[Required work]:
When you reproduce these records, keep every word exactly and drop the images.

[The records]:

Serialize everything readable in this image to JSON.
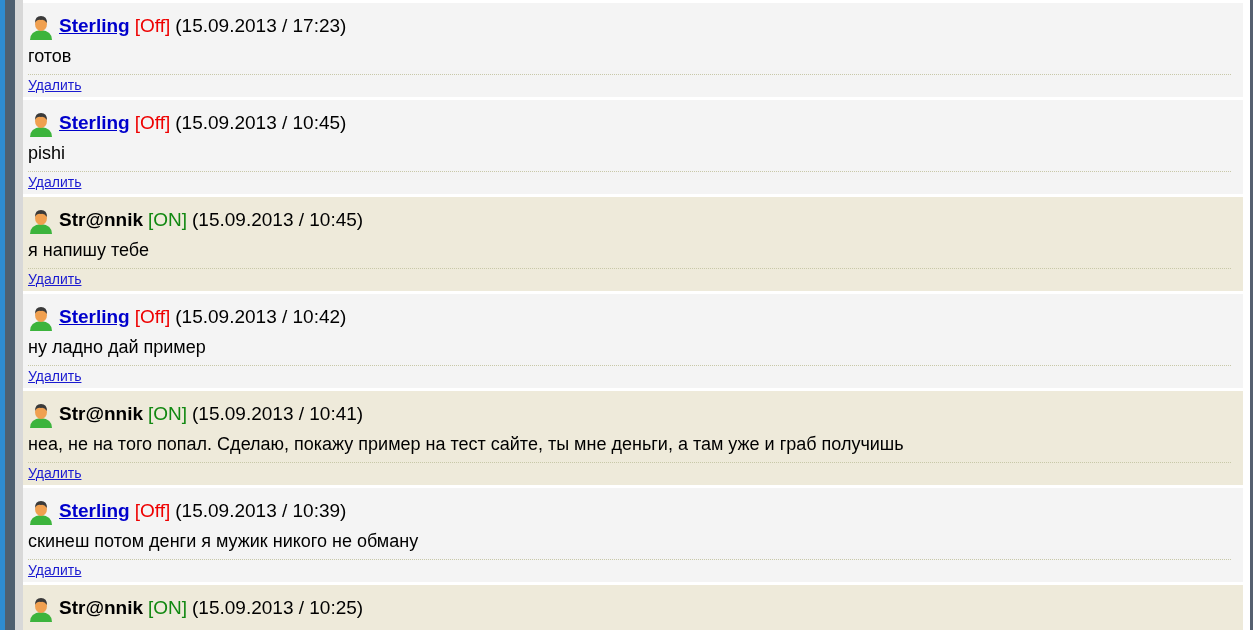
{
  "messages": [
    {
      "kind": "other",
      "author": "Sterling",
      "status": "[Off]",
      "online": false,
      "time": "(15.09.2013 / 17:23)",
      "text": "готов",
      "action": "Удалить"
    },
    {
      "kind": "other",
      "author": "Sterling",
      "status": "[Off]",
      "online": false,
      "time": "(15.09.2013 / 10:45)",
      "text": "pishi",
      "action": "Удалить"
    },
    {
      "kind": "self",
      "author": "Str@nnik",
      "status": "[ON]",
      "online": true,
      "time": "(15.09.2013 / 10:45)",
      "text": "я напишу тебе",
      "action": "Удалить"
    },
    {
      "kind": "other",
      "author": "Sterling",
      "status": "[Off]",
      "online": false,
      "time": "(15.09.2013 / 10:42)",
      "text": "ну ладно дай пример",
      "action": "Удалить"
    },
    {
      "kind": "self",
      "author": "Str@nnik",
      "status": "[ON]",
      "online": true,
      "time": "(15.09.2013 / 10:41)",
      "text": "неа, не на того попал. Сделаю, покажу пример на тест сайте, ты мне деньги, а там уже и граб получишь",
      "action": "Удалить"
    },
    {
      "kind": "other",
      "author": "Sterling",
      "status": "[Off]",
      "online": false,
      "time": "(15.09.2013 / 10:39)",
      "text": "скинеш потом денги я мужик никого не обману",
      "action": "Удалить"
    },
    {
      "kind": "self",
      "author": "Str@nnik",
      "status": "[ON]",
      "online": true,
      "time": "(15.09.2013 / 10:25)"
    }
  ]
}
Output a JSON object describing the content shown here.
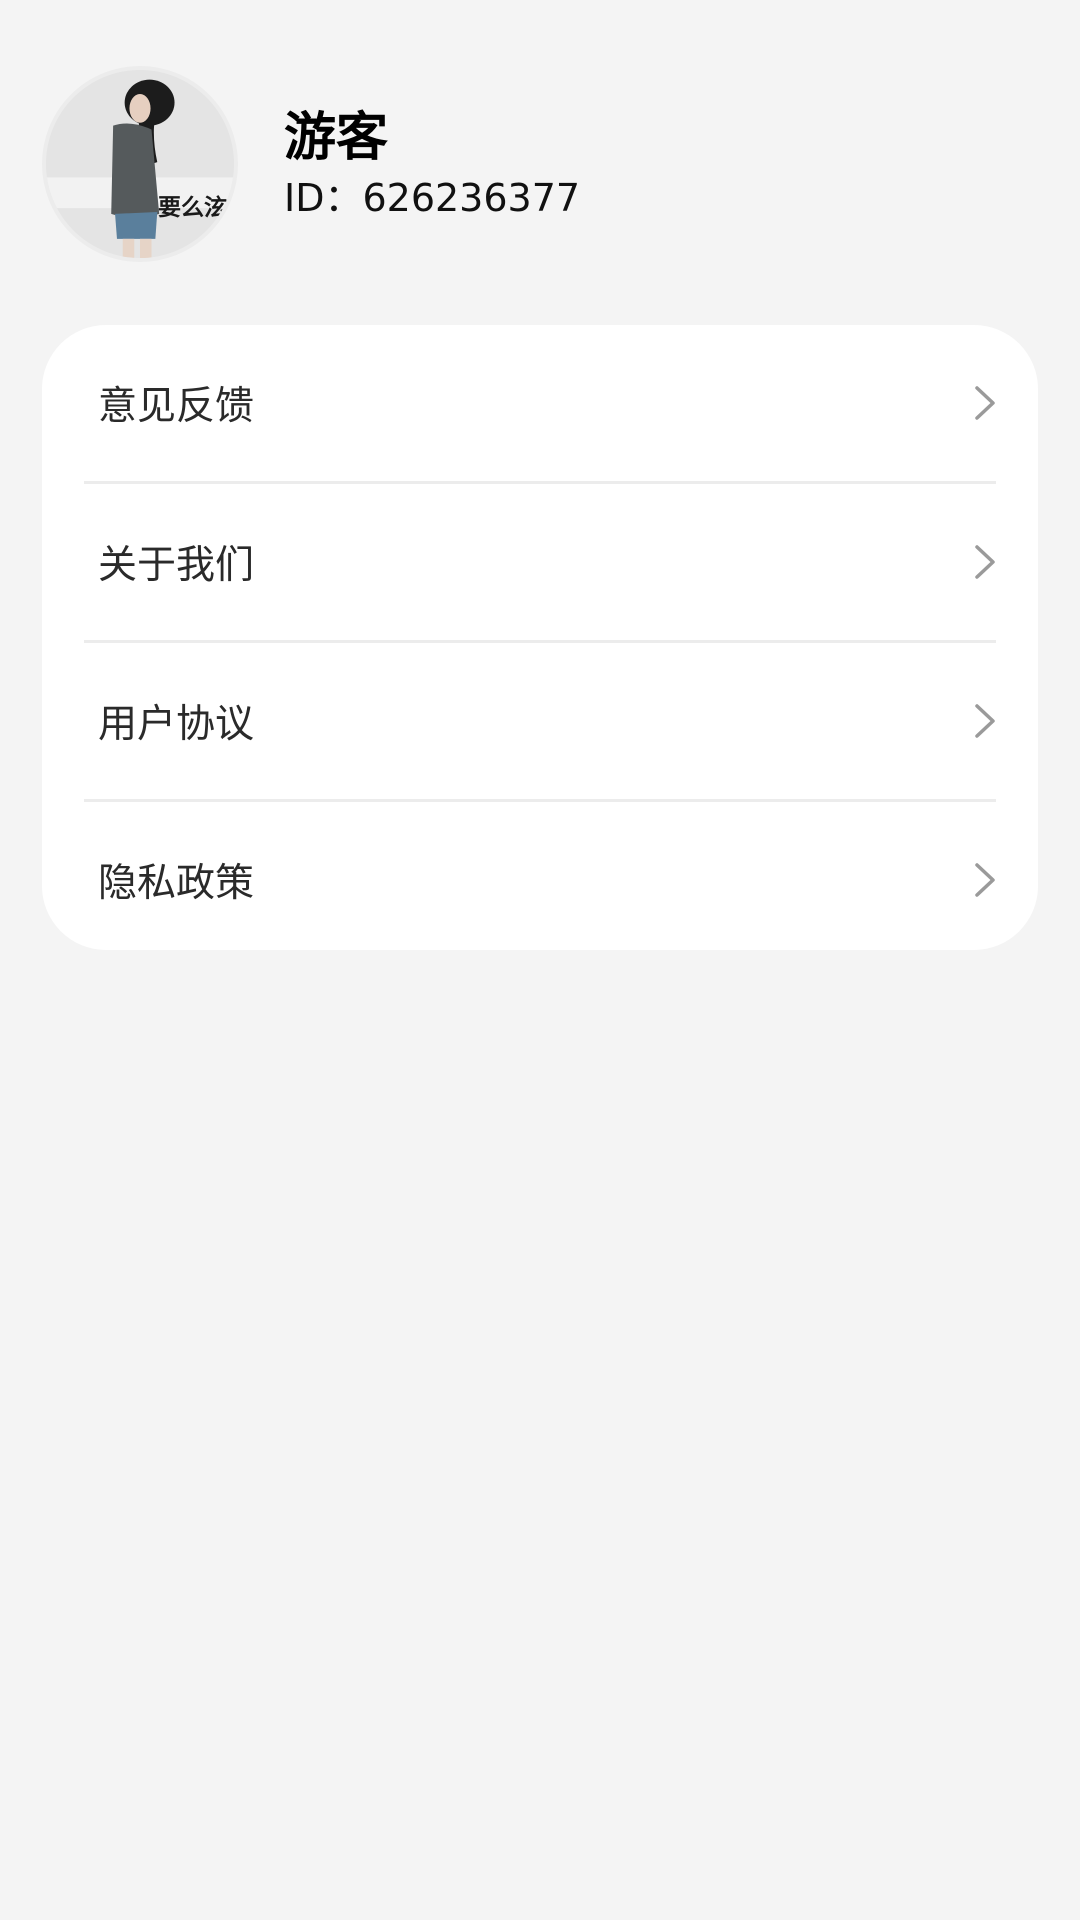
{
  "profile": {
    "avatar_caption": "要么泫",
    "username": "游客",
    "id_label": "ID：",
    "id_value": "626236377"
  },
  "menu": {
    "items": [
      {
        "label": "意见反馈",
        "icon": "chevron-right-icon"
      },
      {
        "label": "关于我们",
        "icon": "chevron-right-icon"
      },
      {
        "label": "用户协议",
        "icon": "chevron-right-icon"
      },
      {
        "label": "隐私政策",
        "icon": "chevron-right-icon"
      }
    ]
  },
  "colors": {
    "page_background": "#f4f4f4",
    "card_background": "#ffffff",
    "divider": "#ececec",
    "chevron": "#9a9a9a"
  }
}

[Response to this exercise]:
Serialize everything readable in this image to JSON.
{
  "messages": [
    {
      "kind": "other",
      "author": "Sterling",
      "status": "[Off]",
      "online": false,
      "time": "(15.09.2013 / 17:23)",
      "text": "готов",
      "action": "Удалить"
    },
    {
      "kind": "other",
      "author": "Sterling",
      "status": "[Off]",
      "online": false,
      "time": "(15.09.2013 / 10:45)",
      "text": "pishi",
      "action": "Удалить"
    },
    {
      "kind": "self",
      "author": "Str@nnik",
      "status": "[ON]",
      "online": true,
      "time": "(15.09.2013 / 10:45)",
      "text": "я напишу тебе",
      "action": "Удалить"
    },
    {
      "kind": "other",
      "author": "Sterling",
      "status": "[Off]",
      "online": false,
      "time": "(15.09.2013 / 10:42)",
      "text": "ну ладно дай пример",
      "action": "Удалить"
    },
    {
      "kind": "self",
      "author": "Str@nnik",
      "status": "[ON]",
      "online": true,
      "time": "(15.09.2013 / 10:41)",
      "text": "неа, не на того попал. Сделаю, покажу пример на тест сайте, ты мне деньги, а там уже и граб получишь",
      "action": "Удалить"
    },
    {
      "kind": "other",
      "author": "Sterling",
      "status": "[Off]",
      "online": false,
      "time": "(15.09.2013 / 10:39)",
      "text": "скинеш потом денги я мужик никого не обману",
      "action": "Удалить"
    },
    {
      "kind": "self",
      "author": "Str@nnik",
      "status": "[ON]",
      "online": true,
      "time": "(15.09.2013 / 10:25)"
    }
  ]
}
Output a JSON object describing the content shown here.
{
  "profile": {
    "avatar_caption": "要么泫",
    "username": "游客",
    "id_label": "ID：",
    "id_value": "626236377"
  },
  "menu": {
    "items": [
      {
        "label": "意见反馈",
        "icon": "chevron-right-icon"
      },
      {
        "label": "关于我们",
        "icon": "chevron-right-icon"
      },
      {
        "label": "用户协议",
        "icon": "chevron-right-icon"
      },
      {
        "label": "隐私政策",
        "icon": "chevron-right-icon"
      }
    ]
  },
  "colors": {
    "page_background": "#f4f4f4",
    "card_background": "#ffffff",
    "divider": "#ececec",
    "chevron": "#9a9a9a"
  }
}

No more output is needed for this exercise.